- The World Smart City Forum 2017 Report Published
Sector updates, with the latest standards development news in each industry sector, are available via our Sectors page.
Drafts Open for Comment
The public comment process provides an opportunity for stakeholders and members of the public to make valuable contributions. View draft standards open for comment.
New Amendment to AS 4707, Chain of Custody for Forest Products
Responsible Wood has released a new amendment to AS 4707, Chain of Custody for Forest Products. The amendment provides a change to the definition of “producer groups”, aligning AS 4707 more closely with the PEFC International Chain of Custody Standard.
Further information, and a copy of the amendment, can be found on the Responsible Wood website.
Amended PEFC Standard for Sustainable Forest Management out for Public Comment
The draft of the PEFC Sustainable Forest Management Standard has been released for public comment. The standard provides the base document against which all PEFC endorsed National Standards must align. It provides requirements for performance and sustainability indicators. The amended draft provides new performance requirements for the sustainable management of trees located outside of forests and micro-forestry.
Read more on the Responsible Wood website.
Public consultation opens on Australia’s future measurement framework
The Australian Government Measurement Law Review wants to engage you in a discussion on how to modernise Australia’s measurement laws. From high accuracy global positioning, to ultrasound cancer screening, we all rely on Australia's measurement system. To make sure this system continues to meet the needs of our economy, Australia needs a modern measurement framework.
All Australians, from researchers and engineers, to businesses and consumers, all have an interest in an effective and reliable measurement system. The Scope of Australia's Measurement Laws represents the first of a series of public consultations to be undertaken in 2018. The discussion paper (PDF) is seeking your views on what should and should not be addressed by the legislative framework underpinning Australia's measurement system.
The insights gained through this public consultation process will help create a simple and modern measurement framework that can meet the measurement challenges of today and opportunities of tomorrow. Submissions close Friday, 22 June 2018.
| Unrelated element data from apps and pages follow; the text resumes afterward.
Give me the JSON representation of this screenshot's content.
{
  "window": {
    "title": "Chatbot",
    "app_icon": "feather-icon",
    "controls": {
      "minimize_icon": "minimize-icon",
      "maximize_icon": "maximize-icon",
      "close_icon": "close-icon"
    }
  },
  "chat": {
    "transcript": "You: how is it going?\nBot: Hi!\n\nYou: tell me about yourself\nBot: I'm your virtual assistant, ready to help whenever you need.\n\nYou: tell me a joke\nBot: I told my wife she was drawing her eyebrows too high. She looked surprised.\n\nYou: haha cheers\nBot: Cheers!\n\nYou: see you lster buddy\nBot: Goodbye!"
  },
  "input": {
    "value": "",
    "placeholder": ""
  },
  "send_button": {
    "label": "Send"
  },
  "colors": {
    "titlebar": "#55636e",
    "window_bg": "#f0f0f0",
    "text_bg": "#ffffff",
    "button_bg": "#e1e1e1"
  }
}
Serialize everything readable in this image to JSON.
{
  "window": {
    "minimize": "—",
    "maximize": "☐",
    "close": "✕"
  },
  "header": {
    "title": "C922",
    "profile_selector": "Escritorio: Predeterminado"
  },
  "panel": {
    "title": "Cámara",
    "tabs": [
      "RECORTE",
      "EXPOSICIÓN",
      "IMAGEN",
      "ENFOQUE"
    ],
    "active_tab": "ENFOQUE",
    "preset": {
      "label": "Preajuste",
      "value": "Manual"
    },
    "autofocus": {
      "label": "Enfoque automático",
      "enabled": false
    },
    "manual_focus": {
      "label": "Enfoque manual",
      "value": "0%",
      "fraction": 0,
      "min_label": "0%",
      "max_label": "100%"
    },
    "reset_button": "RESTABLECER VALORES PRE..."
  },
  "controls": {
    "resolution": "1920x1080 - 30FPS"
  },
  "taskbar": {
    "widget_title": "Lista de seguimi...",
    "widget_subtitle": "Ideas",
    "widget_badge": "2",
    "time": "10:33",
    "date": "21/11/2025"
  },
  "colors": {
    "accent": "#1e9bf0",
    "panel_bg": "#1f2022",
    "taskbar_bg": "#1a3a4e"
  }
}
If you have any questions about the Measurement Law Review, email firstname.lastname@example.org or call 1300 686 664.